● EXERCISE AIM: Exactly as given, write out all the entries again.

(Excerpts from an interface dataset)
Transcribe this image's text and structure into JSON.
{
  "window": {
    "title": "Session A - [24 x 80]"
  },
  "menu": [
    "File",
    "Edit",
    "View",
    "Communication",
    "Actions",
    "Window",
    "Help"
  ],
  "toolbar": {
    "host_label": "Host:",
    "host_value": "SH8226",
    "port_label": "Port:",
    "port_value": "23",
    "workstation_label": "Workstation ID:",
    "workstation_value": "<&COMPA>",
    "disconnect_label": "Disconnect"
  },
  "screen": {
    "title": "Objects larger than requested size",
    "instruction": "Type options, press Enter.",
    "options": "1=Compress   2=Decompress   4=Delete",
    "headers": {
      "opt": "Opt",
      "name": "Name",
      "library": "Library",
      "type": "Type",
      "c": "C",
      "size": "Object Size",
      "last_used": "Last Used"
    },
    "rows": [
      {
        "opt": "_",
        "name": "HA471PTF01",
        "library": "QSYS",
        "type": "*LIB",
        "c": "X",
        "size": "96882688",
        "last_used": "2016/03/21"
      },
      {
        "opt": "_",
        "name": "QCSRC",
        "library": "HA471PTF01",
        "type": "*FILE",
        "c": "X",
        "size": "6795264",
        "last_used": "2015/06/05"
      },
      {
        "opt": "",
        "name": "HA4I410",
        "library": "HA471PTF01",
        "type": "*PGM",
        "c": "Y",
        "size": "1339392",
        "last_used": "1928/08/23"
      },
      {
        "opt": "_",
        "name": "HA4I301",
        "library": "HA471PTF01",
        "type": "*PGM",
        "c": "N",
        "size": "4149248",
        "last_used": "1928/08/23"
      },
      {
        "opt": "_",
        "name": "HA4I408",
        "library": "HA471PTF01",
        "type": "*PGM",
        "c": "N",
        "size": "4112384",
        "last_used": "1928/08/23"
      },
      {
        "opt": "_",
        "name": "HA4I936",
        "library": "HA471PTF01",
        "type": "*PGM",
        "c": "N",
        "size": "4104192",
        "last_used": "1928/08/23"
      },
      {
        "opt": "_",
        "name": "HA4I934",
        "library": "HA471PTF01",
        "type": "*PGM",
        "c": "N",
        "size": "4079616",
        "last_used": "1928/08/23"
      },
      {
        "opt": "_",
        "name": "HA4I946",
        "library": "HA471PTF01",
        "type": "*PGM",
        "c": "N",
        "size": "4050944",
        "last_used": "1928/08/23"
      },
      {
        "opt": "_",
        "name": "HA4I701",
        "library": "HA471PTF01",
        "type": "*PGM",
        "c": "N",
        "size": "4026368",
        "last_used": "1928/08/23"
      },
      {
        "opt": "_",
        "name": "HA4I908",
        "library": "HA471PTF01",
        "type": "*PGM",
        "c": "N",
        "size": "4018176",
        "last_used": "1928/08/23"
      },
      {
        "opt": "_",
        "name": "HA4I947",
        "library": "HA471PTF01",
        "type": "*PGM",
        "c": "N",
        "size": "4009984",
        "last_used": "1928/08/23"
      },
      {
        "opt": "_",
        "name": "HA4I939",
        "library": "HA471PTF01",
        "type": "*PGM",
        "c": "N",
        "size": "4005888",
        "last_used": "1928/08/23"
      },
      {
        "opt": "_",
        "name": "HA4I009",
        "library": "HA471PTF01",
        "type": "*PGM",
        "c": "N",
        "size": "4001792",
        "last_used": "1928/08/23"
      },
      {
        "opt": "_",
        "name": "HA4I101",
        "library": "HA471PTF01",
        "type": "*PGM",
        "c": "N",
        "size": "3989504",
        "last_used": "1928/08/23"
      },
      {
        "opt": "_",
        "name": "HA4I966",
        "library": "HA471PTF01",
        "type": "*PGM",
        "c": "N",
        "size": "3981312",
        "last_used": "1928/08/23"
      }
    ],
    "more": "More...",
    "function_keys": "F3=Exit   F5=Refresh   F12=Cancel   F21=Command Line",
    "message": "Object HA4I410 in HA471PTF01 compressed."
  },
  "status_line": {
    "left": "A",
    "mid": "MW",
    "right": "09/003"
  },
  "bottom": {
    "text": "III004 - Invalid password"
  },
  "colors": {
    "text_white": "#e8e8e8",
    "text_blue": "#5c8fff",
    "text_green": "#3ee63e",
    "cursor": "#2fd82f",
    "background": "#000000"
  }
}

● WRITTEN ANSWER:
Transcribe this image's text and structure into JSON.
{
  "window": {
    "title": "Session A - [24 x 80]"
  },
  "menu": [
    "File",
    "Edit",
    "View",
    "Communication",
    "Actions",
    "Window",
    "Help"
  ],
  "toolbar": {
    "host_label": "Host:",
    "host_value": "SH8226",
    "port_label": "Port:",
    "port_value": "23",
    "workstation_label": "Workstation ID:",
    "workstation_value": "<&COMPA>",
    "disconnect_label": "Disconnect"
  },
  "screen": {
    "title": "Objects larger than requested size",
    "instruction": "Type options, press Enter.",
    "options": "1=Compress   2=Decompress   4=Delete",
    "headers": {
      "opt": "Opt",
      "name": "Name",
      "library": "Library",
      "type": "Type",
      "c": "C",
      "size": "Object Size",
      "last_used": "Last Used"
    },
    "rows": [
      {
        "opt": "_",
        "name": "HA471PTF01",
        "library": "QSYS",
        "type": "*LIB",
        "c": "X",
        "size": "96882688",
        "last_used": "2016/03/21"
      },
      {
        "opt": "_",
        "name": "QCSRC",
        "library": "HA471PTF01",
        "type": "*FILE",
        "c": "X",
        "size": "6795264",
        "last_used": "2015/06/05"
      },
      {
        "opt": "",
        "name": "HA4I410",
        "library": "HA471PTF01",
        "type": "*PGM",
        "c": "Y",
        "size": "1339392",
        "last_used": "1928/08/23"
      },
      {
        "opt": "_",
        "name": "HA4I301",
        "library": "HA471PTF01",
        "type": "*PGM",
        "c": "N",
        "size": "4149248",
        "last_used": "1928/08/23"
      },
      {
        "opt": "_",
        "name": "HA4I408",
        "library": "HA471PTF01",
        "type": "*PGM",
        "c": "N",
        "size": "4112384",
        "last_used": "1928/08/23"
      },
      {
        "opt": "_",
        "name": "HA4I936",
        "library": "HA471PTF01",
        "type": "*PGM",
        "c": "N",
        "size": "4104192",
        "last_used": "1928/08/23"
      },
      {
        "opt": "_",
        "name": "HA4I934",
        "library": "HA471PTF01",
        "type": "*PGM",
        "c": "N",
        "size": "4079616",
        "last_used": "1928/08/23"
      },
      {
        "opt": "_",
        "name": "HA4I946",
        "library": "HA471PTF01",
        "type": "*PGM",
        "c": "N",
        "size": "4050944",
        "last_used": "1928/08/23"
      },
      {
        "opt": "_",
        "name": "HA4I701",
        "library": "HA471PTF01",
        "type": "*PGM",
        "c": "N",
        "size": "4026368",
        "last_used": "1928/08/23"
      },
      {
        "opt": "_",
        "name": "HA4I908",
        "library": "HA471PTF01",
        "type": "*PGM",
        "c": "N",
        "size": "4018176",
        "last_used": "1928/08/23"
      },
      {
        "opt": "_",
        "name": "HA4I947",
        "library": "HA471PTF01",
        "type": "*PGM",
        "c": "N",
        "size": "4009984",
        "last_used": "1928/08/23"
      },
      {
        "opt": "_",
        "name": "HA4I939",
        "library": "HA471PTF01",
        "type": "*PGM",
        "c": "N",
        "size": "4005888",
        "last_used": "1928/08/23"
      },
      {
        "opt": "_",
        "name": "HA4I009",
        "library": "HA471PTF01",
        "type": "*PGM",
        "c": "N",
        "size": "4001792",
        "last_used": "1928/08/23"
      },
      {
        "opt": "_",
        "name": "HA4I101",
        "library": "HA471PTF01",
        "type": "*PGM",
        "c": "N",
        "size": "3989504",
        "last_used": "1928/08/23"
      },
      {
        "opt": "_",
        "name": "HA4I966",
        "library": "HA471PTF01",
        "type": "*PGM",
        "c": "N",
        "size": "3981312",
        "last_used": "1928/08/23"
      }
    ],
    "more": "More...",
    "function_keys": "F3=Exit   F5=Refresh   F12=Cancel   F21=Command Line",
    "message": "Object HA4I410 in HA471PTF01 compressed."
  },
  "status_line": {
    "left": "A",
    "mid": "MW",
    "right": "09/003"
  },
  "bottom": {
    "text": "III004 - Invalid password"
  },
  "colors": {
    "text_white": "#e8e8e8",
    "text_blue": "#5c8fff",
    "text_green": "#3ee63e",
    "cursor": "#2fd82f",
    "background": "#000000"
  }
}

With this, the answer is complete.